### ASSIGNMENT
Look at each line below and count those with the word "JSON"; the answer is that number only.
§ §
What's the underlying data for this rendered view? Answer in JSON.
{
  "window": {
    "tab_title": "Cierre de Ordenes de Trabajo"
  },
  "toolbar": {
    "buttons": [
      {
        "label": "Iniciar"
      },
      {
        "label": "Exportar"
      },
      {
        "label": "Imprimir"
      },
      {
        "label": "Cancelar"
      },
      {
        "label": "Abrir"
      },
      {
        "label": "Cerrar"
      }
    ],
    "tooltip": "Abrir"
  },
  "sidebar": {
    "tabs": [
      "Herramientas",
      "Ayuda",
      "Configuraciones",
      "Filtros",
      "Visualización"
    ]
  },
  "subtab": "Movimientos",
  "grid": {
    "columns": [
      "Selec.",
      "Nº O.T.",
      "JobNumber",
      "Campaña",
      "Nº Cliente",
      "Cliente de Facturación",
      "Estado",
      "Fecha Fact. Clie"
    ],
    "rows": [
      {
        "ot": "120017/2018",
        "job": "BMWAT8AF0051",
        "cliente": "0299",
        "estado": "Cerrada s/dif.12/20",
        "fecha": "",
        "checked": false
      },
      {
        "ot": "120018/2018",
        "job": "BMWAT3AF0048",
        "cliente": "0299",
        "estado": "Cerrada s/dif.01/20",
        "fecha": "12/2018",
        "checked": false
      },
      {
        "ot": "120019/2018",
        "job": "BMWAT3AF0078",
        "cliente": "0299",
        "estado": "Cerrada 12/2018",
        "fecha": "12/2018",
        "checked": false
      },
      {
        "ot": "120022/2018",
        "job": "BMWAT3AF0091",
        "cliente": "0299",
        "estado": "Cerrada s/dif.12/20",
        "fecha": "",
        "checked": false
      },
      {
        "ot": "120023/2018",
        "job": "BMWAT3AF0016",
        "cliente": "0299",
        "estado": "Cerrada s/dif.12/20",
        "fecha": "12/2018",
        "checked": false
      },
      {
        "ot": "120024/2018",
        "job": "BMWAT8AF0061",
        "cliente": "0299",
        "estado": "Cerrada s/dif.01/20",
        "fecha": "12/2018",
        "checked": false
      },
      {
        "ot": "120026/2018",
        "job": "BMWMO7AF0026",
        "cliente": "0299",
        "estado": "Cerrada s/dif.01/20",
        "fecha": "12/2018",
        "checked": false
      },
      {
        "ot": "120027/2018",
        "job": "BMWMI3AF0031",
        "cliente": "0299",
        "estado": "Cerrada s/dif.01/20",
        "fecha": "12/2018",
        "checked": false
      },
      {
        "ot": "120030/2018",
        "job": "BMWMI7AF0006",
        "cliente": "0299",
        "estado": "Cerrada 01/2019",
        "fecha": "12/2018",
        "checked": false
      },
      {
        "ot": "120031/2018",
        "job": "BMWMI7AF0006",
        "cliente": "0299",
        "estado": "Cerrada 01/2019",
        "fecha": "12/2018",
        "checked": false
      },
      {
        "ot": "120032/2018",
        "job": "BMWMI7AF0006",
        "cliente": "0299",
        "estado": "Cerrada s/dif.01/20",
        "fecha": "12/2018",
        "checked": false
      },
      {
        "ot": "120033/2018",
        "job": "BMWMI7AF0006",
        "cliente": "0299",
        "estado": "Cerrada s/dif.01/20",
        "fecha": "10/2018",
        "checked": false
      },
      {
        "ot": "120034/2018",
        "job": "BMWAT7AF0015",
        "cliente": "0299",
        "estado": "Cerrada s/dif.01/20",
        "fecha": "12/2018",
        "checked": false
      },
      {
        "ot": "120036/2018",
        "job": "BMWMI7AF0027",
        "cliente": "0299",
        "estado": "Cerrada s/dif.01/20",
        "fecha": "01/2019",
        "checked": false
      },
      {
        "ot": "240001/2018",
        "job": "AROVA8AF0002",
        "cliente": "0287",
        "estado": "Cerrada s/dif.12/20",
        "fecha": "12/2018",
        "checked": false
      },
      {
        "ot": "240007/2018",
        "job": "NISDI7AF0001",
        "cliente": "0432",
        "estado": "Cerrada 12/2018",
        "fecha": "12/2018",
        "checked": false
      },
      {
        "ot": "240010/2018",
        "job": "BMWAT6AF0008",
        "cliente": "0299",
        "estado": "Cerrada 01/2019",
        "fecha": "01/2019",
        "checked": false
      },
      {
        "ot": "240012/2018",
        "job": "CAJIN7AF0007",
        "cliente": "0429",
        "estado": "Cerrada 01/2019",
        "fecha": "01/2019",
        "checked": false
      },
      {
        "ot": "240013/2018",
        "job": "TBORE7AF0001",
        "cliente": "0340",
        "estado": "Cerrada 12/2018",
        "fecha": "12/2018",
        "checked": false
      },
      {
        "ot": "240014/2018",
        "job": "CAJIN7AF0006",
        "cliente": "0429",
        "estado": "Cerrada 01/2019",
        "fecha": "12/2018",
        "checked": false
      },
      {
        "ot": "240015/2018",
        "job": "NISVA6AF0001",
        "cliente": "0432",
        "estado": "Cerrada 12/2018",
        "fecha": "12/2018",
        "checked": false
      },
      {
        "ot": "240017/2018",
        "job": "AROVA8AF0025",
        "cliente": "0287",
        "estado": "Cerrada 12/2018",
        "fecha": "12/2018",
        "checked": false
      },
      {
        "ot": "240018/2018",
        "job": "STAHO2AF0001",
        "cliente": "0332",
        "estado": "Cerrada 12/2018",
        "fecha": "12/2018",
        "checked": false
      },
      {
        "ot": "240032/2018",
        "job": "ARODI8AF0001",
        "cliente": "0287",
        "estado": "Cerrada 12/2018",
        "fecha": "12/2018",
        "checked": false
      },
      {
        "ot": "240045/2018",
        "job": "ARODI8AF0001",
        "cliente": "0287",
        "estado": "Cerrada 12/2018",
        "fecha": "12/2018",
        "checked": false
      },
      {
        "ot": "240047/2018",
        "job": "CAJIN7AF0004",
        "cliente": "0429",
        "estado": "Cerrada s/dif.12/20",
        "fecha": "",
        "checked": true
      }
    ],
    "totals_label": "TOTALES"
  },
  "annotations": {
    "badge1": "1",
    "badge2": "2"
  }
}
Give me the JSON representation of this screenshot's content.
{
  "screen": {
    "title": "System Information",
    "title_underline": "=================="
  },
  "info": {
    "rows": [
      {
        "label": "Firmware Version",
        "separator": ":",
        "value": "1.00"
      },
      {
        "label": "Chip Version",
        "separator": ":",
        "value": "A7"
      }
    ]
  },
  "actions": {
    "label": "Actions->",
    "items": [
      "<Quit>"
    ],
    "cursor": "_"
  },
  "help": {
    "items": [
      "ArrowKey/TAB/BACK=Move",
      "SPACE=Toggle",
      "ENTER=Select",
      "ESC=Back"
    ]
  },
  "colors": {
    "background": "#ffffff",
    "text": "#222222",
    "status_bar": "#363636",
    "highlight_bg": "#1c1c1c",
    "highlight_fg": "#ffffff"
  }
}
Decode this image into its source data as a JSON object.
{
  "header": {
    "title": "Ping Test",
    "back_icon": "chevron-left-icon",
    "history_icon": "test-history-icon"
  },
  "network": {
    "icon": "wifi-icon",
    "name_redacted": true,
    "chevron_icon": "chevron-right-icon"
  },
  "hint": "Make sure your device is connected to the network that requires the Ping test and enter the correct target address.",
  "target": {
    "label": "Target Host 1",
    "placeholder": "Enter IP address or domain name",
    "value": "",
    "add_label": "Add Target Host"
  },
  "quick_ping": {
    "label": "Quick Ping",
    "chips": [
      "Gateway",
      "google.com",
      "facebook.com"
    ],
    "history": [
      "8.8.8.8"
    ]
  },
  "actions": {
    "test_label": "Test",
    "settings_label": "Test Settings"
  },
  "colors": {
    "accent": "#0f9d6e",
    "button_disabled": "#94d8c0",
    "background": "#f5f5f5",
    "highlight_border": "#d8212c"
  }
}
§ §
### WORKED SOLUTION
3